With all this, I probably never would have considered pipes had I not started reading the Wheel of Time series. It presented the idea of smoking a pipe as an occasional treat, something indulged in every so often, but not done to excess. It made sense. I reasoned, with all the pollutants in the air and chemicals in our food, how much worse, really, would an occasional pipe be? (I've since read a study by the Surgeon-General's office which stated that a person smoking one pipe every two to three days actually has the same, if not better, life expectancy of the average non-smoker. Go figure.) And I didn't even have to worry about what the smoke would do to my voice. You don't inhale pipe smoke.

So I bought a pipe. I've bought a few more since. I've tried a few different kinds of tobacco. English blends seem to be my favorite; the smoky flavor of latakia is a true delight. And through the trial, I've discovered the differences between smokers. Those who smoke cigarettes always seem so harried to me. They get the nic fix their bodies crave and then they move on. Cigar smokers are more relaxed; there is technique required in properly smoking a cigar, and it teaches patience. Smoking a pipe, however, goes even further. It is a ritual. Fill the pipe (many different methods to choose from, three-pinch being most popular), perform a charring light, tamp down the tobacco, perform a true light, and then sip gently at the stem. Maybe you have to relight a few times; finishing a pipe can take an hour or more. Once the pipe has been smoked, you can refill or you can break the pipe down and clean it. The entire endeavor is calming, relaxing. It's a shame that it has fallen so to the wayside. Most of the time, when I go into a tobacco shop and ask for pipe tobacco, the clerk will point at a solitary bag on a barren stretch of shelf. Even then, it isn't really pipe tobacco. It's a bag of Roll Your Own cigarette tobacco--the companies label this stuff as pipe tobacco to avoid taxes.

So one more tally to mark me as an old fogey. I don't really care. In fact, I prefer it. There is vast, rich culture out there for those who are not afraid to fall behind the times. One more thing before I go. One of my managers asked me to carry a case of cigarettes from receiving up to the tobacco counter. Before I left on the errand, she asked if I smoked. "A pipe," I said. She shook her head. "I should have known."

"To walk peacefully with oneself in the woods. To boil one's coffee and fill one's pipe, and to think idly and slowly as one does it." Knut Hamsun

Wednesday, February 3, 2010

Further Misadventures

Sometimes my lunch breaks get a tad predictable. Whenever I'm stuck on a shift that only allows me thirty minutes to eat, I go for the quickest, cheapest stuff I can get. My current favorite is Asian chicken bites from the deli and a chow mein bowl. Because I had run out of chopsticks, I had to buy another packet (I swear, this is leading up to something).

When I got to the checkout lane, the girl there asked me if I really preferred chopsticks to plastic forks (my ability to eat with chopsticks has awarded me celebrity/freak status in the associate lounge). I said that yes, I liked using chopsticks.
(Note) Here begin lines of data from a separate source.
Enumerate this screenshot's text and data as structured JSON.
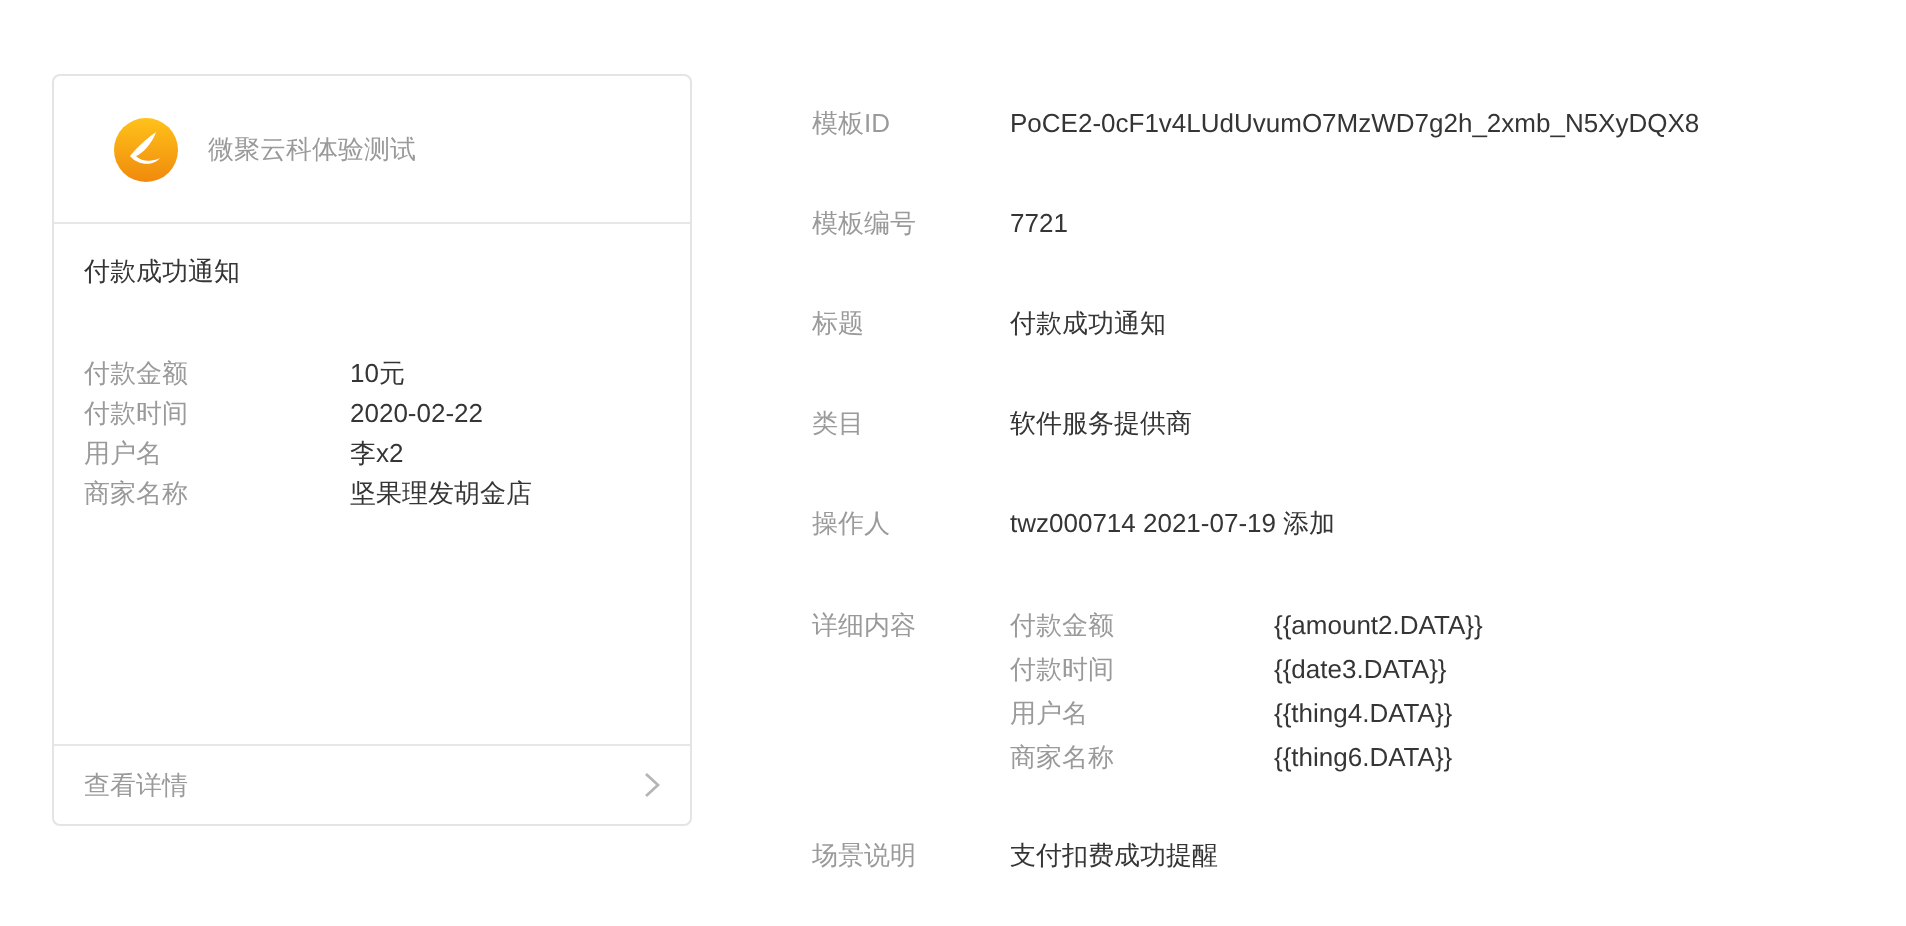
{
  "card": {
    "account_name": "微聚云科体验测试",
    "title": "付款成功通知",
    "fields": [
      {
        "label": "付款金额",
        "value": "10元"
      },
      {
        "label": "付款时间",
        "value": "2020-02-22"
      },
      {
        "label": "用户名",
        "value": "李x2"
      },
      {
        "label": "商家名称",
        "value": "坚果理发胡金店"
      }
    ],
    "footer_link": "查看详情"
  },
  "details": [
    {
      "label": "模板ID",
      "value": "PoCE2-0cF1v4LUdUvumO7MzWD7g2h_2xmb_N5XyDQX8"
    },
    {
      "label": "模板编号",
      "value": "7721"
    },
    {
      "label": "标题",
      "value": "付款成功通知"
    },
    {
      "label": "类目",
      "value": "软件服务提供商"
    },
    {
      "label": "操作人",
      "value": "twz000714 2021-07-19 添加"
    }
  ],
  "content": {
    "label": "详细内容",
    "fields": [
      {
        "label": "付款金额",
        "value": "{{amount2.DATA}}"
      },
      {
        "label": "付款时间",
        "value": "{{date3.DATA}}"
      },
      {
        "label": "用户名",
        "value": "{{thing4.DATA}}"
      },
      {
        "label": "商家名称",
        "value": "{{thing6.DATA}}"
      }
    ]
  },
  "scene": {
    "label": "场景说明",
    "value": "支付扣费成功提醒"
  }
}
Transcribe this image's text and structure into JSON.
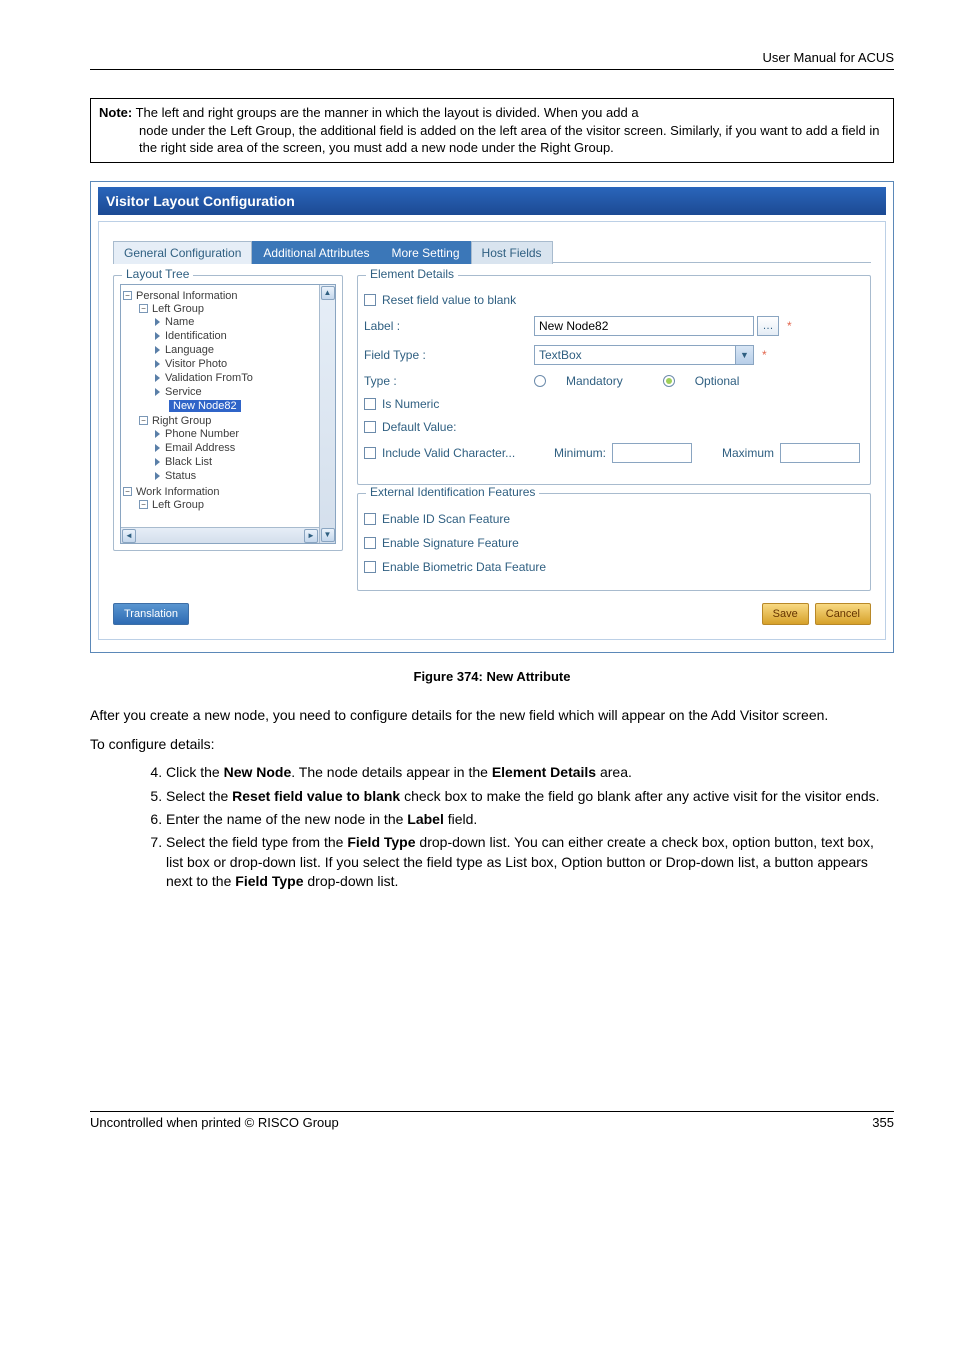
{
  "header": {
    "right_text": "User Manual for ACUS"
  },
  "note": {
    "label": "Note:",
    "text": " The left and right groups are the manner in which the layout is divided. When you add a node under the Left Group, the additional field is added on the left area of the visitor screen. Similarly, if you want to add a field in the right side area of the screen, you must add a new node under the Right Group."
  },
  "vlc": {
    "title": "Visitor Layout Configuration",
    "tabs": {
      "general": "General Configuration",
      "additional": "Additional Attributes",
      "more": "More Setting",
      "host": "Host Fields"
    },
    "layout_tree": {
      "legend": "Layout Tree",
      "nodes": {
        "personal_info": "Personal Information",
        "left_group": "Left Group",
        "name": "Name",
        "identification": "Identification",
        "language": "Language",
        "visitor_photo": "Visitor Photo",
        "validation_fromto": "Validation FromTo",
        "service": "Service",
        "new_node82": "New Node82",
        "right_group": "Right Group",
        "phone_number": "Phone Number",
        "email_address": "Email Address",
        "black_list": "Black List",
        "status": "Status",
        "work_information": "Work Information",
        "left_group2": "Left Group"
      }
    },
    "element_details": {
      "legend": "Element Details",
      "reset_label": "Reset field value to blank",
      "label_label": "Label :",
      "label_value": "New Node82",
      "fieldtype_label": "Field Type :",
      "fieldtype_value": "TextBox",
      "type_label": "Type :",
      "mandatory": "Mandatory",
      "optional": "Optional",
      "isnumeric": "Is Numeric",
      "defaultvalue": "Default Value:",
      "includevalid": "Include Valid Character...",
      "minimum": "Minimum:",
      "maximum": "Maximum"
    },
    "ext": {
      "legend": "External Identification Features",
      "idscan": "Enable ID Scan Feature",
      "signature": "Enable Signature Feature",
      "biometric": "Enable Biometric Data Feature"
    },
    "buttons": {
      "translation": "Translation",
      "save": "Save",
      "cancel": "Cancel"
    }
  },
  "figure_caption": "Figure 374: New Attribute",
  "body": {
    "para1": "After you create a new node, you need to configure details for the new field which will appear on the Add Visitor screen.",
    "para2": "To configure details:",
    "steps": {
      "s4": "Click the New Node. The node details appear in the Element Details area.",
      "s4_bold1": "New Node",
      "s4_bold2": "Element Details",
      "s5_pre": "Select the ",
      "s5_bold": "Reset field value to blank",
      "s5_post": " check box to make the field go blank after any active visit for the visitor ends.",
      "s6_pre": "Enter the name of the new node in the ",
      "s6_bold": "Label",
      "s6_post": " field.",
      "s7_pre": "Select the field type from the ",
      "s7_bold1": "Field Type",
      "s7_mid": " drop-down list. You can either create a check box, option button, text box, list box or drop-down list. If you select the field type as List box, Option button or Drop-down list, a button appears next to the ",
      "s7_bold2": "Field Type",
      "s7_post": " drop-down list."
    }
  },
  "footer": {
    "left": "Uncontrolled when printed © RISCO Group",
    "right": "355"
  }
}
I paid for the items and, feeling it would be rude to walk off without saying anything else, said, "Chopsticks are fun."

She shook her head, saying, "I just don't think I could get the hang of using them." She closed out the register and began to walk away. Then she stopped. "I do like a big stick, though." Her friend at the next register started laughing.

Fortunately (?) my brain had shut down before I could say that I always did believe in the adage "Speak softly and carry a big stick."